Poe's method of telling this is understated, nonchalant in a way that differs from the accounts of murder in most of his oeuvre. Again, there is a contrast, a disconnect between the cruelty of the scene and the indifferent manner in which it is described. The behavior of both Montresor and that of his victim is surreal. Fortunato regains his sobriety, according to Montresor, but still does not question why Montresor is doing this to him. His only direct plea for his life is the desperate exclamation, “For the love of God!” That Montresor repeats this to him perhaps indicates he believes his mission of killing Fortunato is divinely sanctioned, though it's more likely he is being ironic. Yet the reader still knows nothing of the real reason Fortunato is being killed. The “thousand injuries” and the “insult” he has supposedly inflicted upon Montresor are not described in any detail, or described at all. From the point of view of Poe's literary technique, this isn't surprising.

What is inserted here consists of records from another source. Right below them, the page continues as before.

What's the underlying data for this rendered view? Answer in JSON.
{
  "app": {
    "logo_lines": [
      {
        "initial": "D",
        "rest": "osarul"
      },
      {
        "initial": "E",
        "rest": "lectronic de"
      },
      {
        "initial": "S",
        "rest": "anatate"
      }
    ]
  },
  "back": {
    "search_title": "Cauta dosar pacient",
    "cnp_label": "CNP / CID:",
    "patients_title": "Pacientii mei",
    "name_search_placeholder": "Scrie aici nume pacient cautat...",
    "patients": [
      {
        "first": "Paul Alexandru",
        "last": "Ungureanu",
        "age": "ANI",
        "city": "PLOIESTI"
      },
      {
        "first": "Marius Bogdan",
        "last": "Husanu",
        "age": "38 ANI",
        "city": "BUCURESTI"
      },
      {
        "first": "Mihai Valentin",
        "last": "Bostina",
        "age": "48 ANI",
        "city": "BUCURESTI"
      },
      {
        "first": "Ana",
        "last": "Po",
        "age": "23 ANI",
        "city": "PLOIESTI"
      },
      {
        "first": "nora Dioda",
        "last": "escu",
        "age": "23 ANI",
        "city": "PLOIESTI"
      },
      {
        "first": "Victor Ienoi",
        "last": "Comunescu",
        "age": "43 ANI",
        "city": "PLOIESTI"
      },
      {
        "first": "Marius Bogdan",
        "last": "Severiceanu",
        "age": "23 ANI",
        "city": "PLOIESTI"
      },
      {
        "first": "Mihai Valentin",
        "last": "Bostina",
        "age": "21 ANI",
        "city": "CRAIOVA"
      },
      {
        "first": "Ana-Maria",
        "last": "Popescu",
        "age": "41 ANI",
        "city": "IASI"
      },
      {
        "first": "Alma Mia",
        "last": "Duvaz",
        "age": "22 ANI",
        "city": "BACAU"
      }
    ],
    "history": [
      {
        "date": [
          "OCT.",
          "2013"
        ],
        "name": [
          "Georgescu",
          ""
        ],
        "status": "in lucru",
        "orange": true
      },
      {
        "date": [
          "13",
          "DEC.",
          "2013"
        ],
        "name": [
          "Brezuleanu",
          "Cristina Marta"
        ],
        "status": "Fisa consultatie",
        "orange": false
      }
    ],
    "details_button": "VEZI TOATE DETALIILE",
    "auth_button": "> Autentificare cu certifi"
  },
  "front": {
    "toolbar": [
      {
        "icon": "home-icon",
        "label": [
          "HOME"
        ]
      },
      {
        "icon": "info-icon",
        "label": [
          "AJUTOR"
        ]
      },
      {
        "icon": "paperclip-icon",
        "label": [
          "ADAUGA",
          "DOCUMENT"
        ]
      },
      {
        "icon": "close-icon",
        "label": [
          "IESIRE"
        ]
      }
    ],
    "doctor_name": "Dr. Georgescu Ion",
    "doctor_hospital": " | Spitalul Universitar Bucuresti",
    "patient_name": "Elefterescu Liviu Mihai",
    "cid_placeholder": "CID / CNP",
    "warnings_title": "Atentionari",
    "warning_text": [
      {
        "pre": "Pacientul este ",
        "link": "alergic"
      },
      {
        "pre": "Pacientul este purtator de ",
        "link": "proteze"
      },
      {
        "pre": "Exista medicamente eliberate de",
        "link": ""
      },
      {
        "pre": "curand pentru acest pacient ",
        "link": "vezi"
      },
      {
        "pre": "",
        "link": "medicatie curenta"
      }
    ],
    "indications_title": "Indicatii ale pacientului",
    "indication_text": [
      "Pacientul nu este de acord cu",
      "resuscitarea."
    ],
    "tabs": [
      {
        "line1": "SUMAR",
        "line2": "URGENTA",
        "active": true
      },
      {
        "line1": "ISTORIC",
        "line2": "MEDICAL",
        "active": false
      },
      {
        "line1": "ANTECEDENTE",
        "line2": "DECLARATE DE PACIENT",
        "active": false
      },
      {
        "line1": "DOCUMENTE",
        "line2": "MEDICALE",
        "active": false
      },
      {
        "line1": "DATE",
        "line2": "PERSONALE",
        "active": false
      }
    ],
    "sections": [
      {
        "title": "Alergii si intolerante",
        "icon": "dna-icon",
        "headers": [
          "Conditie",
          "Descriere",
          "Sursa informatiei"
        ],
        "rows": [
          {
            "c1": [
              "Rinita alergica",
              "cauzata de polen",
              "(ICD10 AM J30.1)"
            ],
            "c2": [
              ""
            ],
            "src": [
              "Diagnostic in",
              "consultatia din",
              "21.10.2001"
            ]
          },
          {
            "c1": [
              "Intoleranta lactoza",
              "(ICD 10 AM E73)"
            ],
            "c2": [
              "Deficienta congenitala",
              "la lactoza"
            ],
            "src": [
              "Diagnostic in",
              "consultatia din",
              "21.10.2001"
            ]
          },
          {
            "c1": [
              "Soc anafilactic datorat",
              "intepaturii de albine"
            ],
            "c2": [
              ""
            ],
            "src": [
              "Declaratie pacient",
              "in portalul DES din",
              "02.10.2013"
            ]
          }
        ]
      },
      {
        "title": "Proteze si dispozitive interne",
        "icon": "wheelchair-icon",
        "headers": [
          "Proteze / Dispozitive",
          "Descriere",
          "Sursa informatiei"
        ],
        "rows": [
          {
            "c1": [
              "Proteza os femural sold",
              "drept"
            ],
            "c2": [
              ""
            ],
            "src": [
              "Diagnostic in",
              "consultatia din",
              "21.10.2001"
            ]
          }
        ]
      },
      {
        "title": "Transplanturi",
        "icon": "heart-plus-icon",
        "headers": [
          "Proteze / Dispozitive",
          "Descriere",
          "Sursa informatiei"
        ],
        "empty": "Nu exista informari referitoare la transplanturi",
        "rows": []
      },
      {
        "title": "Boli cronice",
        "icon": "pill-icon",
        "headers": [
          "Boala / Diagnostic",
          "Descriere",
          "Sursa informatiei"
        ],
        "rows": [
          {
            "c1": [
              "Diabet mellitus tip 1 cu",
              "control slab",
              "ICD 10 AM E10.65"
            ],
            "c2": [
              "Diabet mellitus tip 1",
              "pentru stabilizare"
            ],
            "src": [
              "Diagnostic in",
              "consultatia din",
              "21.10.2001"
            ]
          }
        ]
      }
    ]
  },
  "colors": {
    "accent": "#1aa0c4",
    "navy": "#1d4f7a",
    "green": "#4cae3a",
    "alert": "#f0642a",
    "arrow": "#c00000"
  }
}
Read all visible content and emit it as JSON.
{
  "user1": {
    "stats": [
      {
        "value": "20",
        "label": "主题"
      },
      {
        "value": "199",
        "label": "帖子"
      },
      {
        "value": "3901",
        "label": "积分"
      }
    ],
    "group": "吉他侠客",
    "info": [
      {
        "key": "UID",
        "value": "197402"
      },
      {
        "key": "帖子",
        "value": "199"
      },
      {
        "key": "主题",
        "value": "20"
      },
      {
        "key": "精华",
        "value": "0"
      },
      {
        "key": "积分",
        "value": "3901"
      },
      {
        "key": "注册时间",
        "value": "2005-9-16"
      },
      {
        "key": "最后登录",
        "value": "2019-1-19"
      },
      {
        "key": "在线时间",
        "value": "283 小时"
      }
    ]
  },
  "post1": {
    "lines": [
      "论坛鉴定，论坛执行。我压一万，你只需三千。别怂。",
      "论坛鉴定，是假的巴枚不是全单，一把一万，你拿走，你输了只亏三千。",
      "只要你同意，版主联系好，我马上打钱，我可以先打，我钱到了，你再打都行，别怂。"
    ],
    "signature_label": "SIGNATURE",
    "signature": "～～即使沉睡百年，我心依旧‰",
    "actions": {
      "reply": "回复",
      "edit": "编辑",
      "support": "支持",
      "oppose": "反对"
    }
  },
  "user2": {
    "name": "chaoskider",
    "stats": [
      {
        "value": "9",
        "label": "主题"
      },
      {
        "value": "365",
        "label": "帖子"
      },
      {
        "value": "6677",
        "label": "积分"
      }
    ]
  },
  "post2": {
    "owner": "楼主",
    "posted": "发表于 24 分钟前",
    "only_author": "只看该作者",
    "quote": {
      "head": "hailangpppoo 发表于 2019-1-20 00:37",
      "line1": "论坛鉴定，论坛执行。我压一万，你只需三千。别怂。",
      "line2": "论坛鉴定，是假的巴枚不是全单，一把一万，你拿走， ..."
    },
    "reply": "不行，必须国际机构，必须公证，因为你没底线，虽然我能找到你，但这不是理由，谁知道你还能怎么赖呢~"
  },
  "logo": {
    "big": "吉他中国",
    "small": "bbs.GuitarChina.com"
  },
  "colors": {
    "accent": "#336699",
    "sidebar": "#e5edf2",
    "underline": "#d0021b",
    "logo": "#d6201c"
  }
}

Whatever Fortunato might have done, it could not justify murder, even for revenge, especially this kind of murder. But Poe's forcefulness as a writer is rooted in the mystery he creates, the alternate universe in which reason is invalidated and nothing makes realistic sense. A murder, or any kind of cruelty, is more powerful and fascinating if the reason for it is unspoken. When there is no reason at all for it, the murder becomes an emblem not only of the contradiction at the bottom of the human soul between good and evil, but of a meaninglessness at the heart of existence. Montresor, like Macbeth, kills without cause. Montresor's “unreliability” as narrator is a partial explanation for his actions, since so far as we can tell he may be suffering from psychotic delusions. But beyond this, the dreamlike atmosphere of the story, as with Poe in general, raises the question of what, if anything, is “real,” in anyone's perception, and what is imagined. These opposites, reality and illusion, are the basis of “The Cask of Amontillado,” but they are opposites merged into an unexplained and bizarre totality of a strange nightmare.